I’ve been in about five or six times, on weekdays and weekends, and always at a different time of day — which makes a big difference when the sun is streaming through the factory windows. It’s pretty much always busy — and mostly in a cheerful, orderly way, although waiting in line in order to wait in another line isn’t my jam. Walking past the carb-porn display of Tartine Bread Service ($32 for fresh loaves and ramekins full of fixings) toward the restrooms, I kept wondering if Tartine Manufactory could have been any bigger without fracturing into more of a food hall, or whether, like a freeway that gets widened, increased capacity would only lead to more traffic.

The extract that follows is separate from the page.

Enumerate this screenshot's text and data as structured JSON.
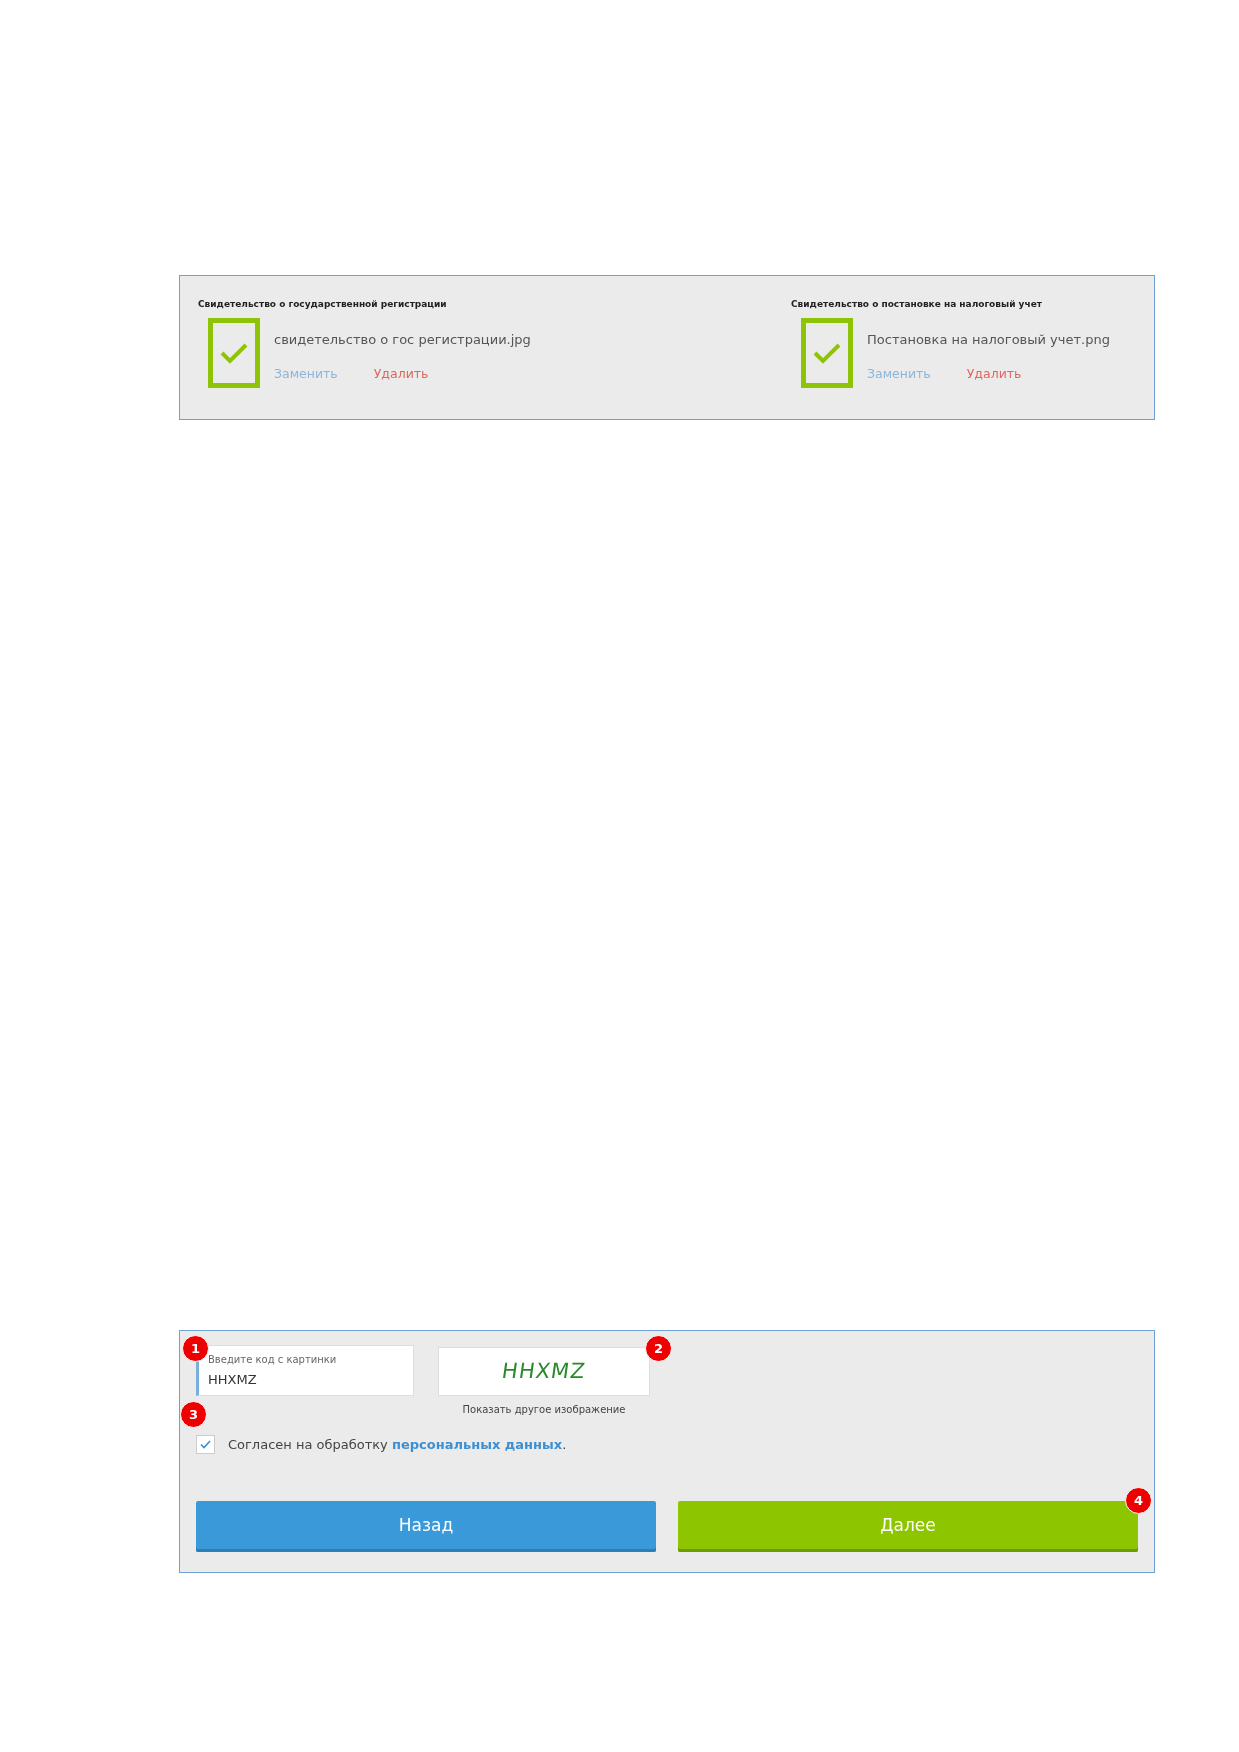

Happily, there is now ice cream, made partly from water buffalo milk sourced from a farm in Petaluma. Tartine Cookies and Cream is a separate counter from the main action, which naturally means yet another line. While admiring the ice cream jerk’s finesse with filling a sample-size cone of soft-serve without overflowing, I learned that the water buffalo have names. At $3.50 for a small cup, $5 for a large, and $5.75 for a cone, it’s a notch pricier than Humphry Slocombe or the Bi-Rite Creamery, which Cookies and Cream slightly resembles. Be it a silky flor di latte or the fruity, complex Askinosie dark chocolate, the texture was richer than either of its competitors, which use Straus as their base.
Consumed with indecision, the people ahead of me asked about toppings for their Concord grape sorbet, which is an even prettier color than the ube ice cream at Mitchell’s.
The staff recommendation was telling: “If you’re gonna Instagram it, sprinkles.”
Tartine Manufactury 595 Alabama St., 415-757-0007 or tartinemanufactory.com Hours: Mon-Fri, 7:30 a.m. – 5 p.m.; Sat-Sun, 8 a.m. – 5 p.m.